[[ Exercise material open ]]

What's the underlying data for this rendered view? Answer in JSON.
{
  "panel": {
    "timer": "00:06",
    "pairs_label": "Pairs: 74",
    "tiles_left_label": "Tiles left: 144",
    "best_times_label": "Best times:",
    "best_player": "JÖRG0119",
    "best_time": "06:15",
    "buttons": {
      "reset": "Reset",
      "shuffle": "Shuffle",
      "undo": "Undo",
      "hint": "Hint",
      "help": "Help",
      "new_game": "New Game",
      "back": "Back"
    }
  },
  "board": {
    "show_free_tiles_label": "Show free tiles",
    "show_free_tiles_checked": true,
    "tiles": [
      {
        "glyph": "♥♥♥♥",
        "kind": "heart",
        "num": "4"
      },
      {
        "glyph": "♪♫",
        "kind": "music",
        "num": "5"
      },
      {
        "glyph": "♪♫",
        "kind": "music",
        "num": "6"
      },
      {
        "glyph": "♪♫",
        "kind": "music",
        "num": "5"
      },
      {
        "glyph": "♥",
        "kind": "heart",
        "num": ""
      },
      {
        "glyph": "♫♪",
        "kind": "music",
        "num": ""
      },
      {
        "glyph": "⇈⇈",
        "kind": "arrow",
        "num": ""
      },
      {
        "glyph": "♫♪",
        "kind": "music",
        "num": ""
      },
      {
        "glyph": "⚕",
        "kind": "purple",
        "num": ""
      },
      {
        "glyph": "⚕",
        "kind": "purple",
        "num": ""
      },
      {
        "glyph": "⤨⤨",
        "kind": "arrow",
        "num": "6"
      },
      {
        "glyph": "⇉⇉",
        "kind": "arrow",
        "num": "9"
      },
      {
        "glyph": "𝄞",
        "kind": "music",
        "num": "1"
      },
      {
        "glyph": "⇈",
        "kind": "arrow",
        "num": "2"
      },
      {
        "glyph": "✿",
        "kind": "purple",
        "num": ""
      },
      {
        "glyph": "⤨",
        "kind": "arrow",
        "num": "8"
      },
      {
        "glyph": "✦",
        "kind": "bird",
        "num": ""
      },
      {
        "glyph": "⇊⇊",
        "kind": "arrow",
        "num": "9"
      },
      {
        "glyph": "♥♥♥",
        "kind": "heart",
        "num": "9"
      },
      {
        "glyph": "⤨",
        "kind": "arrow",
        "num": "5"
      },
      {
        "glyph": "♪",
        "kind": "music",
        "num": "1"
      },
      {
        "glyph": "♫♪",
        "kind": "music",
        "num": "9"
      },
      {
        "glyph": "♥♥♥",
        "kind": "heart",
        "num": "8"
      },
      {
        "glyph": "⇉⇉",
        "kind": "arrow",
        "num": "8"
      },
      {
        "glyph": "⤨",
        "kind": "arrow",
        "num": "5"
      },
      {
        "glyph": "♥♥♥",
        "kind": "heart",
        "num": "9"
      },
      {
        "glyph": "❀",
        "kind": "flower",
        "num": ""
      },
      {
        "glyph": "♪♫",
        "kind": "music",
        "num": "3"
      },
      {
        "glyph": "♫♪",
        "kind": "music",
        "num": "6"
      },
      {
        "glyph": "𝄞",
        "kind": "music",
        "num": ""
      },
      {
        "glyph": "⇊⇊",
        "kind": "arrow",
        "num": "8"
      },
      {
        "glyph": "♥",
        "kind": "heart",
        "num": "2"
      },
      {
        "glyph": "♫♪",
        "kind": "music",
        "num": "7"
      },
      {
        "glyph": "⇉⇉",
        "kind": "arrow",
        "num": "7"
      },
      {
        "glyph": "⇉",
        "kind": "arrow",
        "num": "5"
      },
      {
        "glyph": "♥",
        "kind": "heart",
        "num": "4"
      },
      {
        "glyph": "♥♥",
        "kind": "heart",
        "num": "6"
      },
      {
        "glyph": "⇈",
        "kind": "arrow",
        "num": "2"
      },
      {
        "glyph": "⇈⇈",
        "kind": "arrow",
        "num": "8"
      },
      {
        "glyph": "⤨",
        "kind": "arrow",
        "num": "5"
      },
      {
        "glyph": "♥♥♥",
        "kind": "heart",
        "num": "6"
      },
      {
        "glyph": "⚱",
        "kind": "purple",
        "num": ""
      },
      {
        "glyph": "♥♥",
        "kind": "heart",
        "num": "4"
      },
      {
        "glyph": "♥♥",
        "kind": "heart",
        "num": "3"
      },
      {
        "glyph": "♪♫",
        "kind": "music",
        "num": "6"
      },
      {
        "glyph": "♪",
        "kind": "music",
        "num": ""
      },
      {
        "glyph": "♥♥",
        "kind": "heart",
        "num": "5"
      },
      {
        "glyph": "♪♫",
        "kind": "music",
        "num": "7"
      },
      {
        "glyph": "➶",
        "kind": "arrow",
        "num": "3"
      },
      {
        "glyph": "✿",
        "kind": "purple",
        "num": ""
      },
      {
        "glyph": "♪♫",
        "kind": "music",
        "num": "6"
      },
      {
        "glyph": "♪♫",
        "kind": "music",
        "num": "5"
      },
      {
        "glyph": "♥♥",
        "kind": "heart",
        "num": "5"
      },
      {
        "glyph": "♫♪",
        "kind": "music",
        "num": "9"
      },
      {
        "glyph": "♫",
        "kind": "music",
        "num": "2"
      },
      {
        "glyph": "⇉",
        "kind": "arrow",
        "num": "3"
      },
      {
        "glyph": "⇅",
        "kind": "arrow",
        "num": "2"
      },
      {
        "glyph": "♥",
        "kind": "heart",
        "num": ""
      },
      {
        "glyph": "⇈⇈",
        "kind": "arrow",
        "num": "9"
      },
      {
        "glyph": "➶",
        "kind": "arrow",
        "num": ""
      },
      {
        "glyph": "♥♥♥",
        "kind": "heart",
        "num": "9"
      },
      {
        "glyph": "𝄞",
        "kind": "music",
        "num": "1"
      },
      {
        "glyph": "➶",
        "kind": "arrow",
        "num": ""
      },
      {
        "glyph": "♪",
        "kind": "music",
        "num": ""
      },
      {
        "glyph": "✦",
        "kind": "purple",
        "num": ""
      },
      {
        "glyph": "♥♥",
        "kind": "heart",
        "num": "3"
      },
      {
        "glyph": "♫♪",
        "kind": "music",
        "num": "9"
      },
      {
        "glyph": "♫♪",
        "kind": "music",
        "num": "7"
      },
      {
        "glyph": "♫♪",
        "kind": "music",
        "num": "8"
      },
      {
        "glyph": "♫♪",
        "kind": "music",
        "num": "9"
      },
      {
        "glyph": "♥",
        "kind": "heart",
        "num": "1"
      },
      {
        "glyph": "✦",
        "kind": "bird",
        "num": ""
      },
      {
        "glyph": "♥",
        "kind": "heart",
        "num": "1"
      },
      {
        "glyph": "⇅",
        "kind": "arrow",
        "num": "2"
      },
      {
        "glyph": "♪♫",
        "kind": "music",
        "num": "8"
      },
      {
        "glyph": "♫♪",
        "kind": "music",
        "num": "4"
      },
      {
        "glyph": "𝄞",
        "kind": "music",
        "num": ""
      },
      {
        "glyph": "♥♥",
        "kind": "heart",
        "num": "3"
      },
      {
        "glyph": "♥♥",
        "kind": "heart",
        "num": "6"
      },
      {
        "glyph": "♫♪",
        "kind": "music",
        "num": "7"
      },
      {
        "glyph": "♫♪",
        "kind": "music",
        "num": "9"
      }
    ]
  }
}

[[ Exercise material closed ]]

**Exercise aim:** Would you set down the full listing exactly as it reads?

**Problem solution:**
What's the underlying data for this rendered view? Answer in JSON.
{
  "panel": {
    "timer": "00:06",
    "pairs_label": "Pairs: 74",
    "tiles_left_label": "Tiles left: 144",
    "best_times_label": "Best times:",
    "best_player": "JÖRG0119",
    "best_time": "06:15",
    "buttons": {
      "reset": "Reset",
      "shuffle": "Shuffle",
      "undo": "Undo",
      "hint": "Hint",
      "help": "Help",
      "new_game": "New Game",
      "back": "Back"
    }
  },
  "board": {
    "show_free_tiles_label": "Show free tiles",
    "show_free_tiles_checked": true,
    "tiles": [
      {
        "glyph": "♥♥♥♥",
        "kind": "heart",
        "num": "4"
      },
      {
        "glyph": "♪♫",
        "kind": "music",
        "num": "5"
      },
      {
        "glyph": "♪♫",
        "kind": "music",
        "num": "6"
      },
      {
        "glyph": "♪♫",
        "kind": "music",
        "num": "5"
      },
      {
        "glyph": "♥",
        "kind": "heart",
        "num": ""
      },
      {
        "glyph": "♫♪",
        "kind": "music",
        "num": ""
      },
      {
        "glyph": "⇈⇈",
        "kind": "arrow",
        "num": ""
      },
      {
        "glyph": "♫♪",
        "kind": "music",
        "num": ""
      },
      {
        "glyph": "⚕",
        "kind": "purple",
        "num": ""
      },
      {
        "glyph": "⚕",
        "kind": "purple",
        "num": ""
      },
      {
        "glyph": "⤨⤨",
        "kind": "arrow",
        "num": "6"
      },
      {
        "glyph": "⇉⇉",
        "kind": "arrow",
        "num": "9"
      },
      {
        "glyph": "𝄞",
        "kind": "music",
        "num": "1"
      },
      {
        "glyph": "⇈",
        "kind": "arrow",
        "num": "2"
      },
      {
        "glyph": "✿",
        "kind": "purple",
        "num": ""
      },
      {
        "glyph": "⤨",
        "kind": "arrow",
        "num": "8"
      },
      {
        "glyph": "✦",
        "kind": "bird",
        "num": ""
      },
      {
        "glyph": "⇊⇊",
        "kind": "arrow",
        "num": "9"
      },
      {
        "glyph": "♥♥♥",
        "kind": "heart",
        "num": "9"
      },
      {
        "glyph": "⤨",
        "kind": "arrow",
        "num": "5"
      },
      {
        "glyph": "♪",
        "kind": "music",
        "num": "1"
      },
      {
        "glyph": "♫♪",
        "kind": "music",
        "num": "9"
      },
      {
        "glyph": "♥♥♥",
        "kind": "heart",
        "num": "8"
      },
      {
        "glyph": "⇉⇉",
        "kind": "arrow",
        "num": "8"
      },
      {
        "glyph": "⤨",
        "kind": "arrow",
        "num": "5"
      },
      {
        "glyph": "♥♥♥",
        "kind": "heart",
        "num": "9"
      },
      {
        "glyph": "❀",
        "kind": "flower",
        "num": ""
      },
      {
        "glyph": "♪♫",
        "kind": "music",
        "num": "3"
      },
      {
        "glyph": "♫♪",
        "kind": "music",
        "num": "6"
      },
      {
        "glyph": "𝄞",
        "kind": "music",
        "num": ""
      },
      {
        "glyph": "⇊⇊",
        "kind": "arrow",
        "num": "8"
      },
      {
        "glyph": "♥",
        "kind": "heart",
        "num": "2"
      },
      {
        "glyph": "♫♪",
        "kind": "music",
        "num": "7"
      },
      {
        "glyph": "⇉⇉",
        "kind": "arrow",
        "num": "7"
      },
      {
        "glyph": "⇉",
        "kind": "arrow",
        "num": "5"
      },
      {
        "glyph": "♥",
        "kind": "heart",
        "num": "4"
      },
      {
        "glyph": "♥♥",
        "kind": "heart",
        "num": "6"
      },
      {
        "glyph": "⇈",
        "kind": "arrow",
        "num": "2"
      },
      {
        "glyph": "⇈⇈",
        "kind": "arrow",
        "num": "8"
      },
      {
        "glyph": "⤨",
        "kind": "arrow",
        "num": "5"
      },
      {
        "glyph": "♥♥♥",
        "kind": "heart",
        "num": "6"
      },
      {
        "glyph": "⚱",
        "kind": "purple",
        "num": ""
      },
      {
        "glyph": "♥♥",
        "kind": "heart",
        "num": "4"
      },
      {
        "glyph": "♥♥",
        "kind": "heart",
        "num": "3"
      },
      {
        "glyph": "♪♫",
        "kind": "music",
        "num": "6"
      },
      {
        "glyph": "♪",
        "kind": "music",
        "num": ""
      },
      {
        "glyph": "♥♥",
        "kind": "heart",
        "num": "5"
      },
      {
        "glyph": "♪♫",
        "kind": "music",
        "num": "7"
      },
      {
        "glyph": "➶",
        "kind": "arrow",
        "num": "3"
      },
      {
        "glyph": "✿",
        "kind": "purple",
        "num": ""
      },
      {
        "glyph": "♪♫",
        "kind": "music",
        "num": "6"
      },
      {
        "glyph": "♪♫",
        "kind": "music",
        "num": "5"
      },
      {
        "glyph": "♥♥",
        "kind": "heart",
        "num": "5"
      },
      {
        "glyph": "♫♪",
        "kind": "music",
        "num": "9"
      },
      {
        "glyph": "♫",
        "kind": "music",
        "num": "2"
      },
      {
        "glyph": "⇉",
        "kind": "arrow",
        "num": "3"
      },
      {
        "glyph": "⇅",
        "kind": "arrow",
        "num": "2"
      },
      {
        "glyph": "♥",
        "kind": "heart",
        "num": ""
      },
      {
        "glyph": "⇈⇈",
        "kind": "arrow",
        "num": "9"
      },
      {
        "glyph": "➶",
        "kind": "arrow",
        "num": ""
      },
      {
        "glyph": "♥♥♥",
        "kind": "heart",
        "num": "9"
      },
      {
        "glyph": "𝄞",
        "kind": "music",
        "num": "1"
      },
      {
        "glyph": "➶",
        "kind": "arrow",
        "num": ""
      },
      {
        "glyph": "♪",
        "kind": "music",
        "num": ""
      },
      {
        "glyph": "✦",
        "kind": "purple",
        "num": ""
      },
      {
        "glyph": "♥♥",
        "kind": "heart",
        "num": "3"
      },
      {
        "glyph": "♫♪",
        "kind": "music",
        "num": "9"
      },
      {
        "glyph": "♫♪",
        "kind": "music",
        "num": "7"
      },
      {
        "glyph": "♫♪",
        "kind": "music",
        "num": "8"
      },
      {
        "glyph": "♫♪",
        "kind": "music",
        "num": "9"
      },
      {
        "glyph": "♥",
        "kind": "heart",
        "num": "1"
      },
      {
        "glyph": "✦",
        "kind": "bird",
        "num": ""
      },
      {
        "glyph": "♥",
        "kind": "heart",
        "num": "1"
      },
      {
        "glyph": "⇅",
        "kind": "arrow",
        "num": "2"
      },
      {
        "glyph": "♪♫",
        "kind": "music",
        "num": "8"
      },
      {
        "glyph": "♫♪",
        "kind": "music",
        "num": "4"
      },
      {
        "glyph": "𝄞",
        "kind": "music",
        "num": ""
      },
      {
        "glyph": "♥♥",
        "kind": "heart",
        "num": "3"
      },
      {
        "glyph": "♥♥",
        "kind": "heart",
        "num": "6"
      },
      {
        "glyph": "♫♪",
        "kind": "music",
        "num": "7"
      },
      {
        "glyph": "♫♪",
        "kind": "music",
        "num": "9"
      }
    ]
  }
}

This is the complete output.